TASK PROMPT = Lift every line from the entries that includes the word "style".

Stored records =
====
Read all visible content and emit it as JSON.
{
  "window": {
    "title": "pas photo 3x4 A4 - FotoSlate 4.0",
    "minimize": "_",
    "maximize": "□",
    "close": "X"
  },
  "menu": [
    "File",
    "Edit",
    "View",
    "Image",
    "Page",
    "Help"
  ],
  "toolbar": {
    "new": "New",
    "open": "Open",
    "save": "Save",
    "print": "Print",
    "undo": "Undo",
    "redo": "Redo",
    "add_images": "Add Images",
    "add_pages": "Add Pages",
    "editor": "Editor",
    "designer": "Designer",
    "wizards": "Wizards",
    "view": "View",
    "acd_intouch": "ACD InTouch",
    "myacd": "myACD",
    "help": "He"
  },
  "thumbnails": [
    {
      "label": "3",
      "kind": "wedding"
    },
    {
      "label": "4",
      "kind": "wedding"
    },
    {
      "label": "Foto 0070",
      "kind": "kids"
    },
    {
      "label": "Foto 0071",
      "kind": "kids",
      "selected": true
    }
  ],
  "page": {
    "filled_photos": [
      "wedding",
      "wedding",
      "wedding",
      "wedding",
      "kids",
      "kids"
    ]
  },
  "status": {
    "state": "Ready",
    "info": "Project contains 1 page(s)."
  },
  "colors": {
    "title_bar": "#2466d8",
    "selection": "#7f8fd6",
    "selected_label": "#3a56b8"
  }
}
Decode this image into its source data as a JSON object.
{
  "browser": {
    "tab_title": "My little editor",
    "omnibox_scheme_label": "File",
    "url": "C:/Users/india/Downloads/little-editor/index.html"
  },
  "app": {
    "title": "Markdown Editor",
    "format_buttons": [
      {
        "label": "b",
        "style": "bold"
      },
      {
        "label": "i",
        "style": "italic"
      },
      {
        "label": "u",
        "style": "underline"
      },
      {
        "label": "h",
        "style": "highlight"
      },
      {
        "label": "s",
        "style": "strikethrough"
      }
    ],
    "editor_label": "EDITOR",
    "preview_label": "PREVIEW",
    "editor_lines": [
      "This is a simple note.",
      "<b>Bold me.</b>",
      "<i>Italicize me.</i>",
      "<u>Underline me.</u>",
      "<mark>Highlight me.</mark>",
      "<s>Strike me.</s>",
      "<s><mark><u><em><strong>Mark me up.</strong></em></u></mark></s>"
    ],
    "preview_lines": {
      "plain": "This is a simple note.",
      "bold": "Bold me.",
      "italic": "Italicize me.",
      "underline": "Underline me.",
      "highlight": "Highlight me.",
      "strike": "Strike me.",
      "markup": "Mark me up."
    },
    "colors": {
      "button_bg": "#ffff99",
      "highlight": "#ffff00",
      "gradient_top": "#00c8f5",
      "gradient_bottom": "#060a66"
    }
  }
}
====
ANSWER TO THE PROBLEM =
        "style": "bold"
        "style": "italic"
        "style": "underline"
        "style": "highlight"
        "style": "strikethrough"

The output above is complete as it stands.